• **RECORDS SUPPLIED**:
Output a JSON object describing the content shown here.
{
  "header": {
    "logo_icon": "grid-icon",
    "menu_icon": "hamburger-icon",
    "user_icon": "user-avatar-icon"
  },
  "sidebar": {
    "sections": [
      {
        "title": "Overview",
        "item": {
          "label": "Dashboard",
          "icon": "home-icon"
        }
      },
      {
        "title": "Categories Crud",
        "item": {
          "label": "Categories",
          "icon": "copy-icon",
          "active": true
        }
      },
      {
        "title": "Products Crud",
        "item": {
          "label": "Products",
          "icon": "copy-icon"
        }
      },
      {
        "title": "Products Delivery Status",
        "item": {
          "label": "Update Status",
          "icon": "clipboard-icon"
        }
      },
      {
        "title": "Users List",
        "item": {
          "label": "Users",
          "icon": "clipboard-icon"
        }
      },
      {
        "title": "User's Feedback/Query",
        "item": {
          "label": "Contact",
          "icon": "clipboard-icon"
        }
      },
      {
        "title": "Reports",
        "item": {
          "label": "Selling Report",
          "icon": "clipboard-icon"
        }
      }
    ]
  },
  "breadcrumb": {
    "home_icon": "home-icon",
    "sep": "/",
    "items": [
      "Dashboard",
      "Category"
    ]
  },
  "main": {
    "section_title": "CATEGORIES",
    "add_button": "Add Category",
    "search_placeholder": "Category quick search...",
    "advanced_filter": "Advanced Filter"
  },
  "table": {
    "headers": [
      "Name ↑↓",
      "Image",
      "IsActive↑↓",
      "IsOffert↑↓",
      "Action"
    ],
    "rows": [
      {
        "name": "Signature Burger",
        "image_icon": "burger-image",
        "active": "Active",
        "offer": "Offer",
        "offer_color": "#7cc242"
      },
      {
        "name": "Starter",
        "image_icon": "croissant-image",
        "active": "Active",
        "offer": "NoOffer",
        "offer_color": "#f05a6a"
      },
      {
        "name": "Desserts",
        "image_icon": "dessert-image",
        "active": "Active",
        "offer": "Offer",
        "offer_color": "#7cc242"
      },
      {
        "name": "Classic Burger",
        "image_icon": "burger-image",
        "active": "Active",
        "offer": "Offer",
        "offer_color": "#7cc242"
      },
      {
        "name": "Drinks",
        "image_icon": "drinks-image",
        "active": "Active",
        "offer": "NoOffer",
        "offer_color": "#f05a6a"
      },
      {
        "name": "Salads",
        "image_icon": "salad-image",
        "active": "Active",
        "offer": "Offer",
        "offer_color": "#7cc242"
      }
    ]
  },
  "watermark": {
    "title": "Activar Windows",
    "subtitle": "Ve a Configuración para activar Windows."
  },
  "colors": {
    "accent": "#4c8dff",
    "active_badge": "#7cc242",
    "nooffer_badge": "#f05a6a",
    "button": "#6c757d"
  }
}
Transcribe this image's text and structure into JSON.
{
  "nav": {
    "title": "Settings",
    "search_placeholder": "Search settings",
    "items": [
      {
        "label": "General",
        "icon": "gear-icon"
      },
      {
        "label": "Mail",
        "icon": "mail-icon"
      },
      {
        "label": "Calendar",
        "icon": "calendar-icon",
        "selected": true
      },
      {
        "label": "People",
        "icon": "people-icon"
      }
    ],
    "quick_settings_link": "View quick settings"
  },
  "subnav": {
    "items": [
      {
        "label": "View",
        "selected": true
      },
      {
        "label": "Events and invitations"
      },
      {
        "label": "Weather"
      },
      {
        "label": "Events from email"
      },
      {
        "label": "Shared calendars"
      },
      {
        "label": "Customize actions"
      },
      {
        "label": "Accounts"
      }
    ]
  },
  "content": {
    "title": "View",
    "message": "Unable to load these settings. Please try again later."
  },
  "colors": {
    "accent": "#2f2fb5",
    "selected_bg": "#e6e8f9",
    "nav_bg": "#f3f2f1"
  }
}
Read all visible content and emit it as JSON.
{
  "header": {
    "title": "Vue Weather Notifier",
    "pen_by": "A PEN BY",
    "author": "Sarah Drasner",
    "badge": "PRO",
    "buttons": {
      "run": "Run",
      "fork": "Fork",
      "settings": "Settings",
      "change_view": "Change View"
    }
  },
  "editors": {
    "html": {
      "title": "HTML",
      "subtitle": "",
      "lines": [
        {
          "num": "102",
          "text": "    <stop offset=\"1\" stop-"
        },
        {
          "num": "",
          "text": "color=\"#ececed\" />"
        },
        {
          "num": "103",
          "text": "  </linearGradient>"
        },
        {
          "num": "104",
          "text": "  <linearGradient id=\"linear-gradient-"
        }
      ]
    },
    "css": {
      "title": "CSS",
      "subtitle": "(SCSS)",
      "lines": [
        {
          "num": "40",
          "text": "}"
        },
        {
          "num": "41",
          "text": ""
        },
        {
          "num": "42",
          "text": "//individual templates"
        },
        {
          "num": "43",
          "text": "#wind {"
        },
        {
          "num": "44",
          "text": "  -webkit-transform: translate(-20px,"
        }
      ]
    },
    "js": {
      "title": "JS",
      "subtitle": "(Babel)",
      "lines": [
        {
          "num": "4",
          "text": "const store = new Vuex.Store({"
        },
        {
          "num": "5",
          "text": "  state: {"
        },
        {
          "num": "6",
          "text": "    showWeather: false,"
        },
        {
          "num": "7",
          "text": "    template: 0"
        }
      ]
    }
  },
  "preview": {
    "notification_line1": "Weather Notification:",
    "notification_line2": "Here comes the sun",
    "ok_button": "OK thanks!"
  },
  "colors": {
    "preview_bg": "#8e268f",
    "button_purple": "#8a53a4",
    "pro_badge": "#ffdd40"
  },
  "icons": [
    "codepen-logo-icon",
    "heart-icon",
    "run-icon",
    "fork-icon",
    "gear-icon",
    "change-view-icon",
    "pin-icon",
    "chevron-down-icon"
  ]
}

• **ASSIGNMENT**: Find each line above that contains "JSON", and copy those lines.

• **YOUR RESPONSE**:
Output a JSON object describing the content shown here.
Transcribe this image's text and structure into JSON.
Read all visible content and emit it as JSON.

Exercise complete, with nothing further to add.